Data about app and page elements

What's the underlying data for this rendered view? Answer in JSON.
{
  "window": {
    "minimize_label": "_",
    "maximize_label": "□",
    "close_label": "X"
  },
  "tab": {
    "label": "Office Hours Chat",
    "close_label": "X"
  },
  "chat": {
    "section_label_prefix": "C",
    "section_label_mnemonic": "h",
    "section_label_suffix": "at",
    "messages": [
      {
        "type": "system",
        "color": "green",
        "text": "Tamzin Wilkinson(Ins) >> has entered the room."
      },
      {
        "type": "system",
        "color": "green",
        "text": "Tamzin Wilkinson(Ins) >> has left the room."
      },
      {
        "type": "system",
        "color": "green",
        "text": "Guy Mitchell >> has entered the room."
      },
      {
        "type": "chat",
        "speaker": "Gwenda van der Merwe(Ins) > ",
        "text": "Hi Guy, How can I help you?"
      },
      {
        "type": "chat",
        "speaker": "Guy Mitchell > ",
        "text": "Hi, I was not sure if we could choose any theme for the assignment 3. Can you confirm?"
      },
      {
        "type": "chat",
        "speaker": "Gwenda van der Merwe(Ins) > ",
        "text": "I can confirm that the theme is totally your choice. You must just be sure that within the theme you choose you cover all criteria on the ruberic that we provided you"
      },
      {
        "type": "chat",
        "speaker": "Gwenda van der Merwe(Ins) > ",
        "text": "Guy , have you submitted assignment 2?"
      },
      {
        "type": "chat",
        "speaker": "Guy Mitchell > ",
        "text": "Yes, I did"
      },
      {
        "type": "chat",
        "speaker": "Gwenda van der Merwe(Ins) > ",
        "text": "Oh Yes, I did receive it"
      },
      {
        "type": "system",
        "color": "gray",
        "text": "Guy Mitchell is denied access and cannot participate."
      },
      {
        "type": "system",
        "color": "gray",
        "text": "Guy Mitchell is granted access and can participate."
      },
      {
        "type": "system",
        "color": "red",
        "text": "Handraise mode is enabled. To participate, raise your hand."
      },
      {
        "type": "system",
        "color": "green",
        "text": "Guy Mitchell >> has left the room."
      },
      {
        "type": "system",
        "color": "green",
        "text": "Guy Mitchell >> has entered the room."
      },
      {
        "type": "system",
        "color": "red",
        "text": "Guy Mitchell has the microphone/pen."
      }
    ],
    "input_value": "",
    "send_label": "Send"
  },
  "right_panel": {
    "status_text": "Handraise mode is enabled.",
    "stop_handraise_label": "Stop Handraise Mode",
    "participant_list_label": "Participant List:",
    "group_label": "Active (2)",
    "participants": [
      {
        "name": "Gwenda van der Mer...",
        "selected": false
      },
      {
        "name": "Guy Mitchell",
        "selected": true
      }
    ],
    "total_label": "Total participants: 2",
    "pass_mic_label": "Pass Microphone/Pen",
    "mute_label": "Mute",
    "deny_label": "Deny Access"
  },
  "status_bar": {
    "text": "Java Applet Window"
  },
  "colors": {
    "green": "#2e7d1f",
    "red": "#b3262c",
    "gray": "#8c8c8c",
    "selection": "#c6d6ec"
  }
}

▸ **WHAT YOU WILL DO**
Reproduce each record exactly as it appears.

▸ **WRITTEN ANSWER**
What's the underlying data for this rendered view? Answer in JSON.
{
  "window": {
    "minimize_label": "_",
    "maximize_label": "□",
    "close_label": "X"
  },
  "tab": {
    "label": "Office Hours Chat",
    "close_label": "X"
  },
  "chat": {
    "section_label_prefix": "C",
    "section_label_mnemonic": "h",
    "section_label_suffix": "at",
    "messages": [
      {
        "type": "system",
        "color": "green",
        "text": "Tamzin Wilkinson(Ins) >> has entered the room."
      },
      {
        "type": "system",
        "color": "green",
        "text": "Tamzin Wilkinson(Ins) >> has left the room."
      },
      {
        "type": "system",
        "color": "green",
        "text": "Guy Mitchell >> has entered the room."
      },
      {
        "type": "chat",
        "speaker": "Gwenda van der Merwe(Ins) > ",
        "text": "Hi Guy, How can I help you?"
      },
      {
        "type": "chat",
        "speaker": "Guy Mitchell > ",
        "text": "Hi, I was not sure if we could choose any theme for the assignment 3. Can you confirm?"
      },
      {
        "type": "chat",
        "speaker": "Gwenda van der Merwe(Ins) > ",
        "text": "I can confirm that the theme is totally your choice. You must just be sure that within the theme you choose you cover all criteria on the ruberic that we provided you"
      },
      {
        "type": "chat",
        "speaker": "Gwenda van der Merwe(Ins) > ",
        "text": "Guy , have you submitted assignment 2?"
      },
      {
        "type": "chat",
        "speaker": "Guy Mitchell > ",
        "text": "Yes, I did"
      },
      {
        "type": "chat",
        "speaker": "Gwenda van der Merwe(Ins) > ",
        "text": "Oh Yes, I did receive it"
      },
      {
        "type": "system",
        "color": "gray",
        "text": "Guy Mitchell is denied access and cannot participate."
      },
      {
        "type": "system",
        "color": "gray",
        "text": "Guy Mitchell is granted access and can participate."
      },
      {
        "type": "system",
        "color": "red",
        "text": "Handraise mode is enabled. To participate, raise your hand."
      },
      {
        "type": "system",
        "color": "green",
        "text": "Guy Mitchell >> has left the room."
      },
      {
        "type": "system",
        "color": "green",
        "text": "Guy Mitchell >> has entered the room."
      },
      {
        "type": "system",
        "color": "red",
        "text": "Guy Mitchell has the microphone/pen."
      }
    ],
    "input_value": "",
    "send_label": "Send"
  },
  "right_panel": {
    "status_text": "Handraise mode is enabled.",
    "stop_handraise_label": "Stop Handraise Mode",
    "participant_list_label": "Participant List:",
    "group_label": "Active (2)",
    "participants": [
      {
        "name": "Gwenda van der Mer...",
        "selected": false
      },
      {
        "name": "Guy Mitchell",
        "selected": true
      }
    ],
    "total_label": "Total participants: 2",
    "pass_mic_label": "Pass Microphone/Pen",
    "mute_label": "Mute",
    "deny_label": "Deny Access"
  },
  "status_bar": {
    "text": "Java Applet Window"
  },
  "colors": {
    "green": "#2e7d1f",
    "red": "#b3262c",
    "gray": "#8c8c8c",
    "selection": "#c6d6ec"
  }
}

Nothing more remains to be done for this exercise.